Scan the entries below for lines holding "templates". Give the number of such lines alone.

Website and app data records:
****************

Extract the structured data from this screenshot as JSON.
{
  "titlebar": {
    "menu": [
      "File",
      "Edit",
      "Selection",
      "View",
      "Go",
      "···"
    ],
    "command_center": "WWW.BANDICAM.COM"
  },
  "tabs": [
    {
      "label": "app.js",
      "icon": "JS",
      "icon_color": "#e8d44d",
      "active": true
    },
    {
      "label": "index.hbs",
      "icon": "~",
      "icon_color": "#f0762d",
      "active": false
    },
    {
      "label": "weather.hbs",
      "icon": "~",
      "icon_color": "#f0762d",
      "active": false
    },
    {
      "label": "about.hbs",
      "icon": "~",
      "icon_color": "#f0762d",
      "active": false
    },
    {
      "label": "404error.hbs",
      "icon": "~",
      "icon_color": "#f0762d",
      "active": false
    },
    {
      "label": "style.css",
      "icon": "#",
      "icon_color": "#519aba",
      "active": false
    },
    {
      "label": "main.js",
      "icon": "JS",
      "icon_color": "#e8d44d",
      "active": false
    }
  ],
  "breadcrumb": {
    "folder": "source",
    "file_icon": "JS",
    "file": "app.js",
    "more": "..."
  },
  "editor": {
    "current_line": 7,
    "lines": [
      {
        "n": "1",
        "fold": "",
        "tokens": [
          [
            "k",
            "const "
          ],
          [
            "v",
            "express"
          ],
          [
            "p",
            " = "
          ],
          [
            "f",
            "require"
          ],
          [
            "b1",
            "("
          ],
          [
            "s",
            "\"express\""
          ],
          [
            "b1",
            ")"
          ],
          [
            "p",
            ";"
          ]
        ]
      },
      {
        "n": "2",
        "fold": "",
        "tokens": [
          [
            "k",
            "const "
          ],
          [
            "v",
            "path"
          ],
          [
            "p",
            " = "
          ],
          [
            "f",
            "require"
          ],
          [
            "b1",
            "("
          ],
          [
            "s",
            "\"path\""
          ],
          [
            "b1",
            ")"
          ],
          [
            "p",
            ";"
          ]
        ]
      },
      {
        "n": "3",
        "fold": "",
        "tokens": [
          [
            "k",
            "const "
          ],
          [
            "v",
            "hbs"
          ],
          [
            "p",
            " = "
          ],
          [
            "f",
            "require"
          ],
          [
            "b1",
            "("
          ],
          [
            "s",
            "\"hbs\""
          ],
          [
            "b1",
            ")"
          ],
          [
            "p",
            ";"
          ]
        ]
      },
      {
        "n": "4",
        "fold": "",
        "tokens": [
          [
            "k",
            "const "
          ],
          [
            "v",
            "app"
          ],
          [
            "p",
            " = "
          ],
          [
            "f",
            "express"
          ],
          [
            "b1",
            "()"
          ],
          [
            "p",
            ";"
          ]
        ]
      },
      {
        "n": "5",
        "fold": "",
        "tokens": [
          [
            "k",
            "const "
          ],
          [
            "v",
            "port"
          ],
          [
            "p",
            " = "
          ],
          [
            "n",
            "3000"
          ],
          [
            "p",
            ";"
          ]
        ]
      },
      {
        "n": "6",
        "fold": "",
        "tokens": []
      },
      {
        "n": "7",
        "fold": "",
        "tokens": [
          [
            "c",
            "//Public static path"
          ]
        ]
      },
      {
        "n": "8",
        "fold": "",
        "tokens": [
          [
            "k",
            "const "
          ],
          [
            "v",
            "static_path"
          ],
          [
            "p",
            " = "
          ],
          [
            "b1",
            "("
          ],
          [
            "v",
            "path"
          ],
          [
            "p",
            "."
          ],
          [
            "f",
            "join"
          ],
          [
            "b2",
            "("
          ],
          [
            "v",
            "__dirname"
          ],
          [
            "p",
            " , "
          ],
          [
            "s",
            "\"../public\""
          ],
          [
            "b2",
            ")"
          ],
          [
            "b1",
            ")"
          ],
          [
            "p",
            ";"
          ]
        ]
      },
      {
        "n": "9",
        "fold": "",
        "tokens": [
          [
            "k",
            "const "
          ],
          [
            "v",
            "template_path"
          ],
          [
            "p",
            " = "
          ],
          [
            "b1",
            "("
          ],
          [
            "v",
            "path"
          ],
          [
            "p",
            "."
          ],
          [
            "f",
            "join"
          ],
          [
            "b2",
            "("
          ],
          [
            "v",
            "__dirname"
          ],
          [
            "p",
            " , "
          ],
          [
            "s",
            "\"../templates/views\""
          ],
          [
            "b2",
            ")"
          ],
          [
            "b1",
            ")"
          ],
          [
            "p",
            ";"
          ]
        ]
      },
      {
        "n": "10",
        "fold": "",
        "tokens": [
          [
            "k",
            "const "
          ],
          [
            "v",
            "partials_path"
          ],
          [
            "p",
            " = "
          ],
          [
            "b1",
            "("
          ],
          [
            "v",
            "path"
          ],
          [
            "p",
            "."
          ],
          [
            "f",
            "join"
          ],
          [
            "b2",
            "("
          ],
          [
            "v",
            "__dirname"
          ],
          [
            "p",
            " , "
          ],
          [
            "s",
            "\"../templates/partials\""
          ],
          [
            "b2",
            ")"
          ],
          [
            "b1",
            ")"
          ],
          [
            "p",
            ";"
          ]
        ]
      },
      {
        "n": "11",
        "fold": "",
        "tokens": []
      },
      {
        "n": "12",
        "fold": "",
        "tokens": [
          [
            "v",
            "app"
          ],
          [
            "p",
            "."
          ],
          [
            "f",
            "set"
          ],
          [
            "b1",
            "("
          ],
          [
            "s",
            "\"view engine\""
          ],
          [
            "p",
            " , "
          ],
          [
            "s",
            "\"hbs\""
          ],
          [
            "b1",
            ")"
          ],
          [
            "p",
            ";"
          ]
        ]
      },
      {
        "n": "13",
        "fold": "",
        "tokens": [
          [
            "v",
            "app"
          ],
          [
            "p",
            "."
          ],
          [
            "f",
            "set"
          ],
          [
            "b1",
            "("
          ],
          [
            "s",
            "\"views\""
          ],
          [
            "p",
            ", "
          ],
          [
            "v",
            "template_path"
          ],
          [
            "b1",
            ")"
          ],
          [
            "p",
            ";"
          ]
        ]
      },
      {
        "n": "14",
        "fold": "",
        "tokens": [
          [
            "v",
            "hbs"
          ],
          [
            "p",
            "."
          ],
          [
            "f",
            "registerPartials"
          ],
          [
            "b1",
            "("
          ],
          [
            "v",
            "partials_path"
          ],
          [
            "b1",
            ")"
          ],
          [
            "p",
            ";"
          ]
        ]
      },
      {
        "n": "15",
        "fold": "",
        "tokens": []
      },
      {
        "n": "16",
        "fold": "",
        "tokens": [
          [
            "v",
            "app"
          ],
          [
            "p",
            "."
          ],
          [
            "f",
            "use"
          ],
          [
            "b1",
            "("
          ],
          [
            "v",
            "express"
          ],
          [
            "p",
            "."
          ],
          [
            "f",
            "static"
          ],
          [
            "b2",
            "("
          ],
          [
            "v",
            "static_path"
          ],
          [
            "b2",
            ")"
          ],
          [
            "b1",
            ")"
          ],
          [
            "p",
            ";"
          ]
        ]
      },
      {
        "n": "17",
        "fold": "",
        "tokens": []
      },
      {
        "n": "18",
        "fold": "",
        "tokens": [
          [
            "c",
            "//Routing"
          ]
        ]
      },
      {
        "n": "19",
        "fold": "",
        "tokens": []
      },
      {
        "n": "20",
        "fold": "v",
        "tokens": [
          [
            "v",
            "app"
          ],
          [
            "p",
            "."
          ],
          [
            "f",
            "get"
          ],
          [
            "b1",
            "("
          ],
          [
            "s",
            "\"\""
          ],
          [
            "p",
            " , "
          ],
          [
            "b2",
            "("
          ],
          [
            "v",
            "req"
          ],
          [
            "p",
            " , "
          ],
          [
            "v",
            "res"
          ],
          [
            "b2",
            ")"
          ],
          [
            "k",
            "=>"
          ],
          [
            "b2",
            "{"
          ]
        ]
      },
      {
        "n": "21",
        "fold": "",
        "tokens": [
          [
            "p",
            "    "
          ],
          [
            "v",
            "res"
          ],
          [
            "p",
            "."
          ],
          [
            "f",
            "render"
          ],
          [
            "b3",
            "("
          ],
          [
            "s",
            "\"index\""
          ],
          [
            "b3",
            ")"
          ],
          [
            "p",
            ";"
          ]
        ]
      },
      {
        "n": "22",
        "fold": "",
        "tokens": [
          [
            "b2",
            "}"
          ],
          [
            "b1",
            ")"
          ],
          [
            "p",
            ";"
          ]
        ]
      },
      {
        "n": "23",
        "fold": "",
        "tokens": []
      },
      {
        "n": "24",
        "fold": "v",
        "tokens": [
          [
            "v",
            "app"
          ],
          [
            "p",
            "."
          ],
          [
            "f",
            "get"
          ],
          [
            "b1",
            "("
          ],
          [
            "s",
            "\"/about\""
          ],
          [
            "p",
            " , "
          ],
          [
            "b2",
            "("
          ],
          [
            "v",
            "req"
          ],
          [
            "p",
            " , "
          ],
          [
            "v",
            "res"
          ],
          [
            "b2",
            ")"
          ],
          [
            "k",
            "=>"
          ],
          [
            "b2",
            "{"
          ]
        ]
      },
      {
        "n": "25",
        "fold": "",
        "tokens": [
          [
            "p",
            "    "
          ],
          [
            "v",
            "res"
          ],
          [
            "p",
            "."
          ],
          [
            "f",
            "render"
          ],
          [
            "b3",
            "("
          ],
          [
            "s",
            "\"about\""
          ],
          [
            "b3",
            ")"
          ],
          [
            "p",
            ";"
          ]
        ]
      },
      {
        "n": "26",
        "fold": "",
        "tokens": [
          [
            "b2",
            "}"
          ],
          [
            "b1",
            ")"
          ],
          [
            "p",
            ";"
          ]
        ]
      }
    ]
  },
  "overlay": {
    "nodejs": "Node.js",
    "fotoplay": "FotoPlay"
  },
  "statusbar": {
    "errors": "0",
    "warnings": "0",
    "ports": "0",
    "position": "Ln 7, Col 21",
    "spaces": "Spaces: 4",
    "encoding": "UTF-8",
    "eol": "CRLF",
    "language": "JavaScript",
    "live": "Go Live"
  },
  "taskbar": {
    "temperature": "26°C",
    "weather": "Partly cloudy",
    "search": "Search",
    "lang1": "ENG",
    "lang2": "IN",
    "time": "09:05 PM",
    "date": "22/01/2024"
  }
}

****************

> RESULT: 2